▶ [WORK ITEM]:
Copy the records that follow exactly as written, but not their pictures.

▶ [SOURCE DATA]:
----------
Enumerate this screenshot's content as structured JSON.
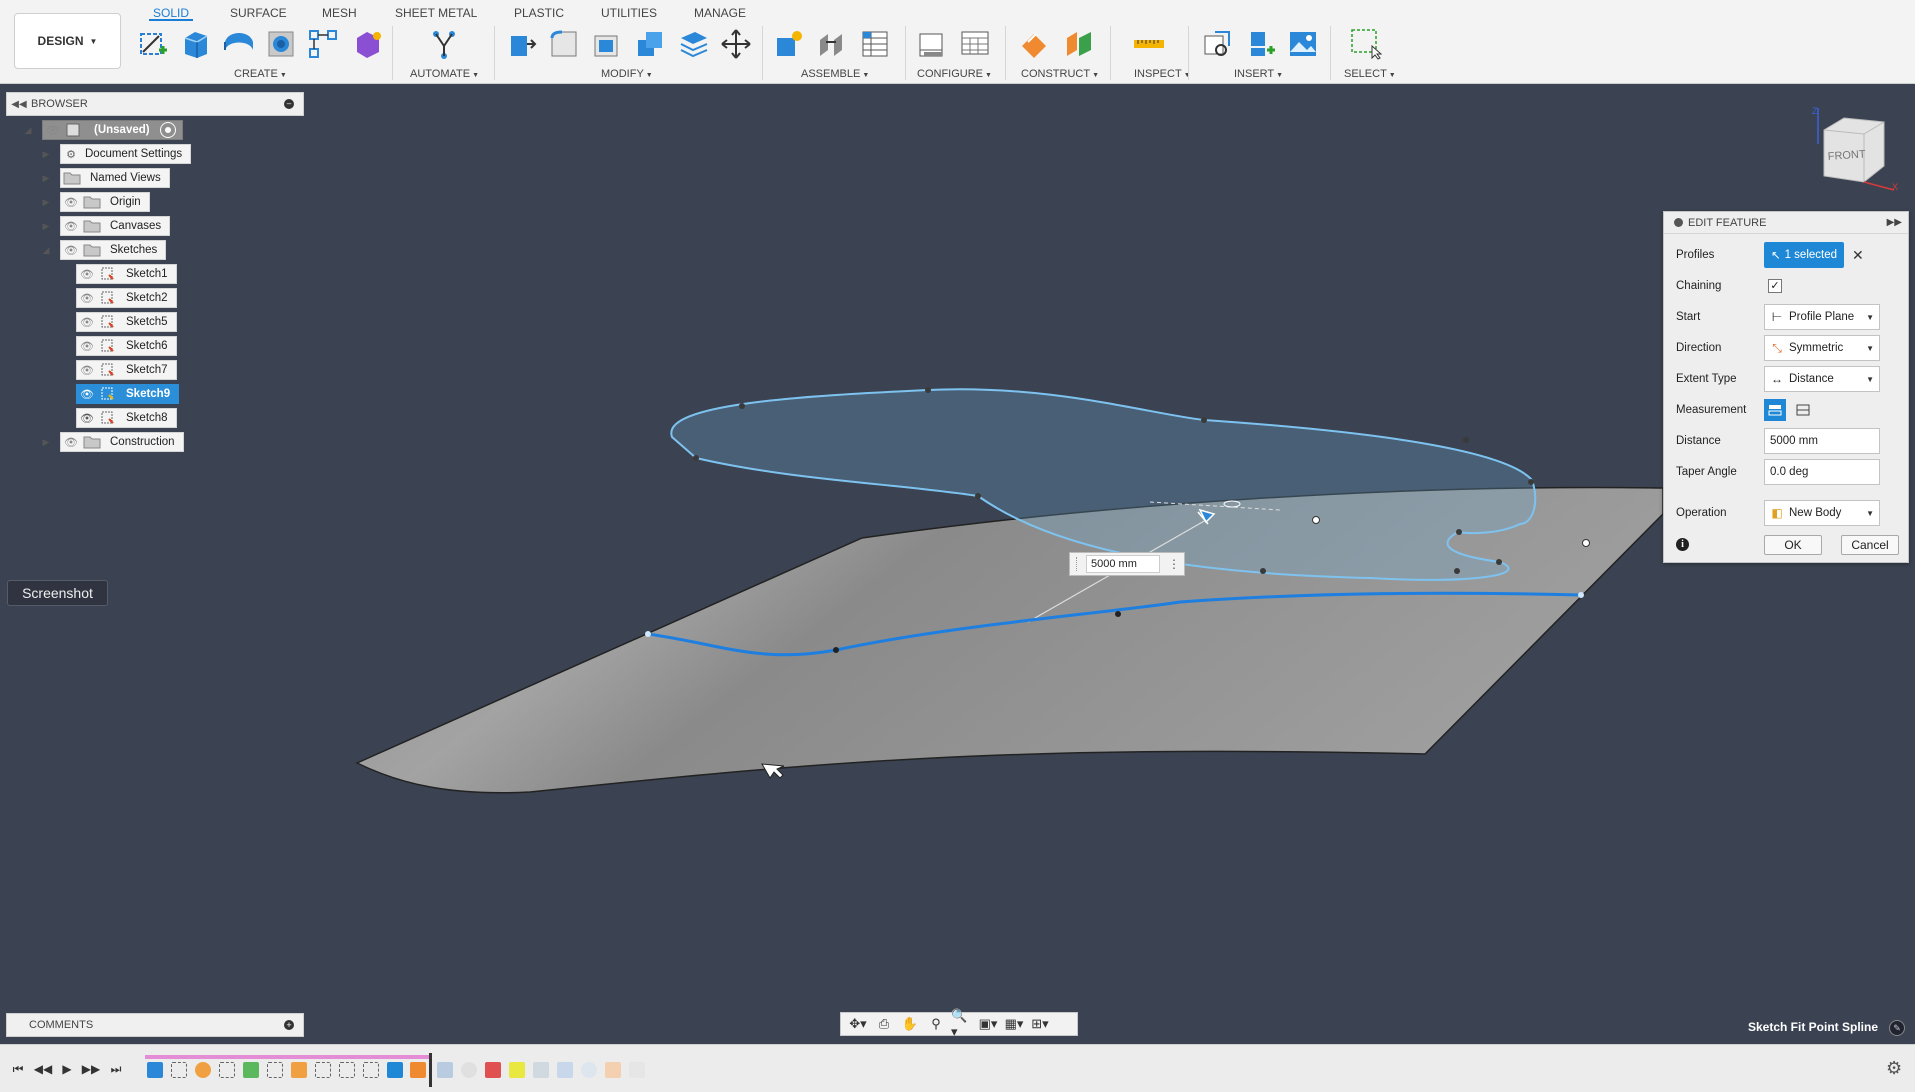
{
  "workspace": {
    "label": "DESIGN"
  },
  "tabs": [
    "SOLID",
    "SURFACE",
    "MESH",
    "SHEET METAL",
    "PLASTIC",
    "UTILITIES",
    "MANAGE"
  ],
  "tool_groups": [
    "CREATE",
    "AUTOMATE",
    "MODIFY",
    "ASSEMBLE",
    "CONFIGURE",
    "CONSTRUCT",
    "INSPECT",
    "INSERT",
    "SELECT"
  ],
  "browser": {
    "title": "BROWSER",
    "root": "(Unsaved)",
    "nodes": [
      "Document Settings",
      "Named Views",
      "Origin",
      "Canvases",
      "Sketches"
    ],
    "sketches": [
      "Sketch1",
      "Sketch2",
      "Sketch5",
      "Sketch6",
      "Sketch7",
      "Sketch9",
      "Sketch8"
    ],
    "construction": "Construction",
    "selected_sketch": "Sketch9"
  },
  "tooltip": {
    "text": "Screenshot"
  },
  "edit_feature": {
    "title": "EDIT FEATURE",
    "profiles_label": "Profiles",
    "profiles_value": "1 selected",
    "chaining_label": "Chaining",
    "chaining_checked": true,
    "start_label": "Start",
    "start_value": "Profile Plane",
    "direction_label": "Direction",
    "direction_value": "Symmetric",
    "extent_label": "Extent Type",
    "extent_value": "Distance",
    "measurement_label": "Measurement",
    "distance_label": "Distance",
    "distance_value": "5000 mm",
    "taper_label": "Taper Angle",
    "taper_value": "0.0 deg",
    "operation_label": "Operation",
    "operation_value": "New Body",
    "ok_label": "OK",
    "cancel_label": "Cancel"
  },
  "canvas_input": {
    "value": "5000 mm"
  },
  "viewcube": {
    "face": "FRONT",
    "axis_z": "Z",
    "axis_x": "X"
  },
  "comments": {
    "title": "COMMENTS"
  },
  "status": {
    "text": "Sketch Fit Point Spline"
  },
  "colors": {
    "accent": "#1e88d6",
    "background": "#3b4352",
    "surface": "#9a9a9a",
    "spline": "#1e7fe0",
    "profile_outline": "#7ec3f0"
  }
}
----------
▶ [YOUR RESPONSE]:
Enumerate this screenshot's content as structured JSON.
{
  "workspace": {
    "label": "DESIGN"
  },
  "tabs": [
    "SOLID",
    "SURFACE",
    "MESH",
    "SHEET METAL",
    "PLASTIC",
    "UTILITIES",
    "MANAGE"
  ],
  "tool_groups": [
    "CREATE",
    "AUTOMATE",
    "MODIFY",
    "ASSEMBLE",
    "CONFIGURE",
    "CONSTRUCT",
    "INSPECT",
    "INSERT",
    "SELECT"
  ],
  "browser": {
    "title": "BROWSER",
    "root": "(Unsaved)",
    "nodes": [
      "Document Settings",
      "Named Views",
      "Origin",
      "Canvases",
      "Sketches"
    ],
    "sketches": [
      "Sketch1",
      "Sketch2",
      "Sketch5",
      "Sketch6",
      "Sketch7",
      "Sketch9",
      "Sketch8"
    ],
    "construction": "Construction",
    "selected_sketch": "Sketch9"
  },
  "tooltip": {
    "text": "Screenshot"
  },
  "edit_feature": {
    "title": "EDIT FEATURE",
    "profiles_label": "Profiles",
    "profiles_value": "1 selected",
    "chaining_label": "Chaining",
    "chaining_checked": true,
    "start_label": "Start",
    "start_value": "Profile Plane",
    "direction_label": "Direction",
    "direction_value": "Symmetric",
    "extent_label": "Extent Type",
    "extent_value": "Distance",
    "measurement_label": "Measurement",
    "distance_label": "Distance",
    "distance_value": "5000 mm",
    "taper_label": "Taper Angle",
    "taper_value": "0.0 deg",
    "operation_label": "Operation",
    "operation_value": "New Body",
    "ok_label": "OK",
    "cancel_label": "Cancel"
  },
  "canvas_input": {
    "value": "5000 mm"
  },
  "viewcube": {
    "face": "FRONT",
    "axis_z": "Z",
    "axis_x": "X"
  },
  "comments": {
    "title": "COMMENTS"
  },
  "status": {
    "text": "Sketch Fit Point Spline"
  },
  "colors": {
    "accent": "#1e88d6",
    "background": "#3b4352",
    "surface": "#9a9a9a",
    "spline": "#1e7fe0",
    "profile_outline": "#7ec3f0"
  }
}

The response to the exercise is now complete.